“We’ve unleashed this amazing creativity by de-slaving us from farming and later, of course, from factory work and have invented so many things. It’s going to be even better, in my opinion. And there’s going to be great side effects. One of the side effects will be that things like food and medical supply and education and shelter and transportation will all become much more affordable to all of us, not just the rich people.”

Anderson sums it up this way:

“So the jobs that are getting lost, in a way, even though it’s going to be painful, humans are capable of more than those jobs. This is the dream. The dream is that humans can rise to just a new level of empowerment and discovery. That’s the dream.”

Another bright guy with a sunshiny disposition is David Lee, Vice President of Innovation and the Strategic Enterprise Fund for UPS. He, too, shares the dream that technology will turn human creativity loose on a whole new kind of working world. Here’s his TED talk (click the image):

David Lee TED talk

Like Sebastian Thrun, he’s no Pollyanna:  he understands that yes, technology threatens jobs:

“There’s a lot of valid concern these days that our technology is getting so smart that we’ve put ourselves on the path to a jobless future. And I think the example of a self-driving car is actually the easiest one to see. So these are going to be fantastic for all kinds of different reasons. But did you know that ‘driver’ is actually the most common job in 29 of the 50 US states? What’s going to happen to these jobs when we’re no longer driving our cars or cooking our food or even diagnosing our own diseases?

“Well, a recent study from Forrester Research goes so far to predict that 25 million jobs might disappear over the next 10 years. To put that in perspective, that’s three times as many jobs lost in the aftermath of the financial crisis. And it’s not just blue-collar jobs that are at risk. On Wall Street and across Silicon Valley, we are seeing tremendous gains in the quality of analysis and decision-making because of machine learning. So even the smartest, highest-paid people will be affected by this change.

“What’s clear is that no matter what your job is, at least some, if not all of your work, is going to be done by a robot or software in the next few years.”

But that’s not the end of the story.
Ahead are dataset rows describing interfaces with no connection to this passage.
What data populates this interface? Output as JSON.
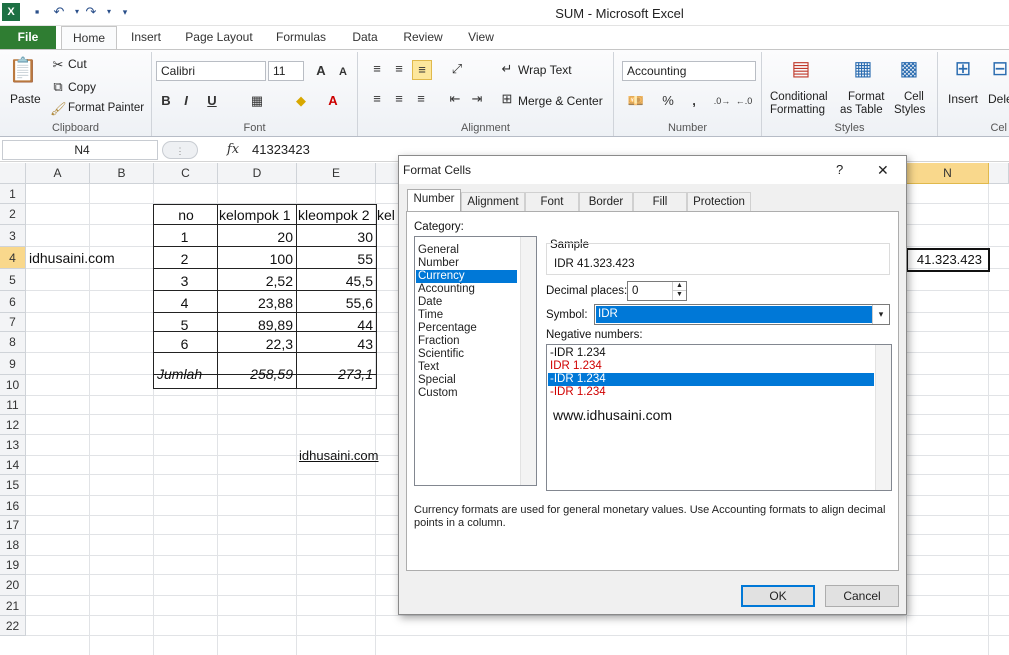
{
  "window": {
    "title": "SUM  -  Microsoft Excel"
  },
  "tabs": [
    {
      "label": "File"
    },
    {
      "label": "Home"
    },
    {
      "label": "Insert"
    },
    {
      "label": "Page Layout"
    },
    {
      "label": "Formulas"
    },
    {
      "label": "Data"
    },
    {
      "label": "Review"
    },
    {
      "label": "View"
    }
  ],
  "ribbon": {
    "clipboard": {
      "paste": "Paste",
      "cut": "Cut",
      "copy": "Copy",
      "format_painter": "Format Painter",
      "label": "Clipboard"
    },
    "font": {
      "name": "Calibri",
      "size": "11",
      "label": "Font",
      "bold": "B",
      "italic": "I",
      "underline": "U"
    },
    "alignment": {
      "wrap": "Wrap Text",
      "merge": "Merge & Center",
      "label": "Alignment"
    },
    "number": {
      "format": "Accounting",
      "percent": "%",
      "comma": ",",
      "label": "Number"
    },
    "styles": {
      "conditional": "Conditional",
      "conditional2": "Formatting",
      "format_table": "Format",
      "format_table2": "as Table",
      "cell_styles": "Cell",
      "cell_styles2": "Styles",
      "label": "Styles"
    },
    "cells": {
      "insert": "Insert",
      "delete": "Dele",
      "label": "Cel"
    }
  },
  "formula_bar": {
    "name_box": "N4",
    "fx": "fx",
    "value": "41323423"
  },
  "columns": [
    "A",
    "B",
    "C",
    "D",
    "E",
    "N"
  ],
  "rows": [
    "1",
    "2",
    "3",
    "4",
    "5",
    "6",
    "7",
    "8",
    "9",
    "10",
    "11",
    "12",
    "13",
    "14",
    "15",
    "16",
    "17",
    "18",
    "19",
    "20",
    "21",
    "22"
  ],
  "sheet": {
    "a4": "idhusaini.com",
    "c13": "idhusaini.com",
    "n4": "41.323.423",
    "headers": [
      "no",
      "kelompok 1",
      "kleompok 2",
      "kel"
    ],
    "table": [
      [
        "1",
        "20",
        "30"
      ],
      [
        "2",
        "100",
        "55"
      ],
      [
        "3",
        "2,52",
        "45,5"
      ],
      [
        "4",
        "23,88",
        "55,6"
      ],
      [
        "5",
        "89,89",
        "44"
      ],
      [
        "6",
        "22,3",
        "43"
      ]
    ],
    "total": [
      "Jumlah",
      "258,59",
      "273,1"
    ]
  },
  "dialog": {
    "title": "Format Cells",
    "help": "?",
    "close": "✕",
    "tabs": [
      "Number",
      "Alignment",
      "Font",
      "Border",
      "Fill",
      "Protection"
    ],
    "category_label": "Category:",
    "categories": [
      "General",
      "Number",
      "Currency",
      "Accounting",
      "Date",
      "Time",
      "Percentage",
      "Fraction",
      "Scientific",
      "Text",
      "Special",
      "Custom"
    ],
    "selected_category": "Currency",
    "sample_label": "Sample",
    "sample_value": "IDR 41.323.423",
    "decimal_label": "Decimal places:",
    "decimal_value": "0",
    "symbol_label": "Symbol:",
    "symbol_value": "IDR",
    "negative_label": "Negative numbers:",
    "negatives": [
      {
        "text": "-IDR 1.234",
        "color": "#111111"
      },
      {
        "text": "IDR 1.234",
        "color": "#d00000"
      },
      {
        "text": "-IDR 1.234",
        "color": "#ffffff"
      },
      {
        "text": "-IDR 1.234",
        "color": "#d00000"
      }
    ],
    "watermark": "www.idhusaini.com",
    "description": "Currency formats are used for general monetary values.  Use Accounting formats to align decimal points in a column.",
    "ok": "OK",
    "cancel": "Cancel"
  }
}
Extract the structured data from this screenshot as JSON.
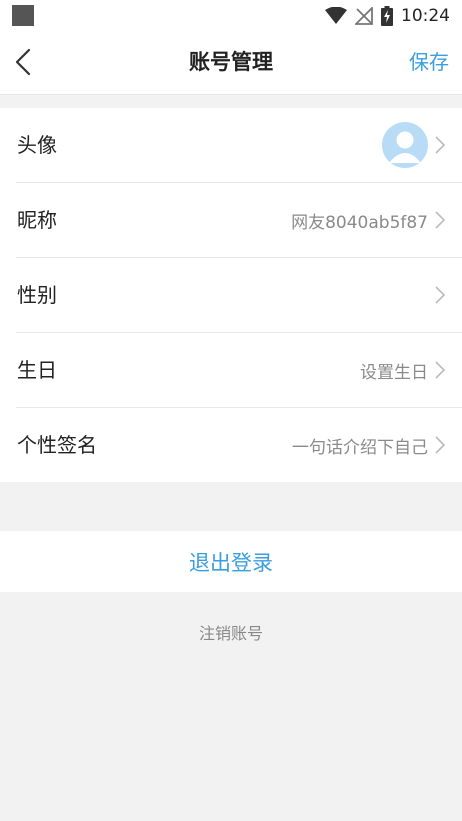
{
  "status_bar": {
    "time": "10:24"
  },
  "header": {
    "title": "账号管理",
    "save_label": "保存"
  },
  "rows": [
    {
      "label": "头像",
      "value": ""
    },
    {
      "label": "昵称",
      "value": "网友8040ab5f87"
    },
    {
      "label": "性别",
      "value": ""
    },
    {
      "label": "生日",
      "value": "设置生日"
    },
    {
      "label": "个性签名",
      "value": "一句话介绍下自己"
    }
  ],
  "actions": {
    "logout_label": "退出登录",
    "deactivate_label": "注销账号"
  },
  "colors": {
    "accent": "#3a9ee0",
    "avatar_bg": "#b8dcf6"
  }
}
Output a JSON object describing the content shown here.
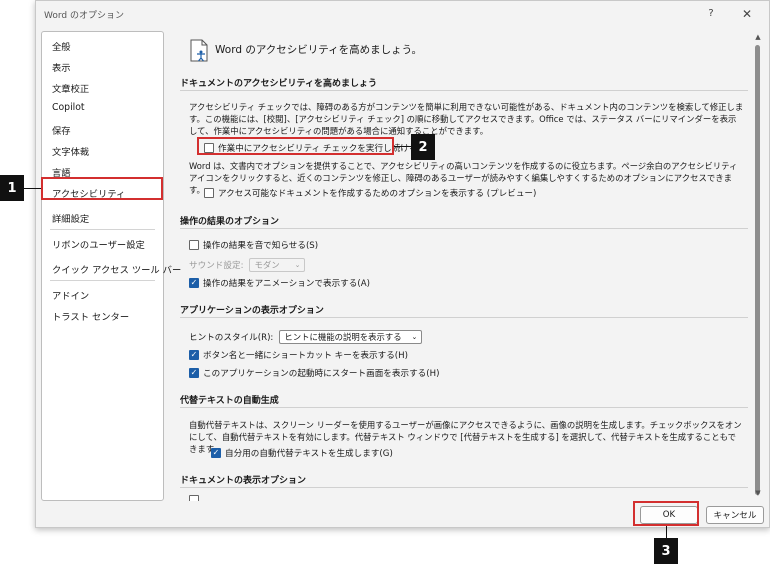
{
  "window": {
    "title": "Word のオプション",
    "help": "?",
    "close": "✕"
  },
  "sidebar": {
    "items": [
      {
        "label": "全般"
      },
      {
        "label": "表示"
      },
      {
        "label": "文章校正"
      },
      {
        "label": "Copilot"
      },
      {
        "label": "保存"
      },
      {
        "label": "文字体裁"
      },
      {
        "label": "言語"
      },
      {
        "label": "アクセシビリティ"
      },
      {
        "label": "詳細設定"
      },
      {
        "label": "リボンのユーザー設定"
      },
      {
        "label": "クイック アクセス ツール バー"
      },
      {
        "label": "アドイン"
      },
      {
        "label": "トラスト センター"
      }
    ],
    "selected": "アクセシビリティ"
  },
  "content": {
    "hero": "Word のアクセシビリティを高めましょう。",
    "doc_section": {
      "heading": "ドキュメントのアクセシビリティを高めましょう",
      "para1": "アクセシビリティ チェックでは、障碍のある方がコンテンツを簡単に利用できない可能性がある、ドキュメント内のコンテンツを検索して修正します。この機能には、[校閲]、[アクセシビリティ チェック] の順に移動してアクセスできます。Office では、ステータス バーにリマインダーを表示して、作業中にアクセシビリティの問題がある場合に通知することができます。",
      "opt_keep_checker": "作業中にアクセシビリティ チェックを実行し続ける",
      "para2": "Word は、文書内でオプションを提供することで、アクセシビリティの高いコンテンツを作成するのに役立ちます。ページ余白のアクセシビリティ アイコンをクリックすると、近くのコンテンツを修正し、障碍のあるユーザーが読みやすく編集しやすくするためのオプションにアクセスできます。",
      "opt_show_options": "アクセス可能なドキュメントを作成するためのオプションを表示する (プレビュー)"
    },
    "feedback_section": {
      "heading": "操作の結果のオプション",
      "opt_sound": "操作の結果を音で知らせる(S)",
      "sound_label": "サウンド設定:",
      "sound_value": "モダン",
      "opt_animation": "操作の結果をアニメーションで表示する(A)"
    },
    "app_section": {
      "heading": "アプリケーションの表示オプション",
      "tooltip_label": "ヒントのスタイル(R):",
      "tooltip_value": "ヒントに機能の説明を表示する",
      "opt_shortcut": "ボタン名と一緒にショートカット キーを表示する(H)",
      "opt_start": "このアプリケーションの起動時にスタート画面を表示する(H)"
    },
    "alt_section": {
      "heading": "代替テキストの自動生成",
      "para": "自動代替テキストは、スクリーン リーダーを使用するユーザーが画像にアクセスできるように、画像の説明を生成します。チェックボックスをオンにして、自動代替テキストを有効にします。代替テキスト ウィンドウで [代替テキストを生成する] を選択して、代替テキストを生成することもできます。",
      "opt_auto_alt": "自分用の自動代替テキストを生成します(G)"
    },
    "display_section": {
      "heading": "ドキュメントの表示オプション"
    }
  },
  "footer": {
    "ok": "OK",
    "cancel": "キャンセル"
  },
  "callouts": {
    "one": "1",
    "two": "2",
    "three": "3"
  },
  "colors": {
    "highlight": "#d32f2f",
    "accent": "#1c5ea8"
  }
}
Like Thrun, he believes that the rise of the robots will clear the way for unprecedented levels of human creativity — provided we move fast:

“The good news is that we have faced down and recovered two mass extinctions of jobs before. From 1870 to 1970, the percent of American workers based on farms fell by 90 percent, and then again from 1950 to 2010, the percent of Americans working in factories fell by 75 percent. The challenge we face this time, however, is one of time. We had a hundred years to move from farms to factories, and then 60 years to fully build out a service economy.

“The rate of change today suggests that we may only have 10 or 15 years to adjust, and if we don’t react fast enough, that means by the time today’s elementary-school students are college-aged, we could be living in a world that’s robotic, largely unemployed and stuck in kind of un-great depression.

“But I don’t think it has to be this way. You see, I work in innovation, and part of my job is to shape how large companies apply new technologies. Certainly some of these technologies are even specifically designed to replace human workers. But I believe that if we start taking steps right now to change the nature of work, we can not only create environments where people love coming to work but also generate the innovation that we need to replace the millions of jobs that will be lost to technology.

“I believe that the key to preventing our jobless future is to rediscover what makes us human, and to create a new generation of human-centered jobs that allow us to unlock the hidden talents and passions that we carry with us every day.”

More from David Lee next time.

If all this bright sunshiny perspective made you think of that old tune, you might treat yourself to a listen. It’s short, you’ve got time.

And for a look at a current legal challenge to the “gig economy” across the pond, check out this Economist article from earlier this week.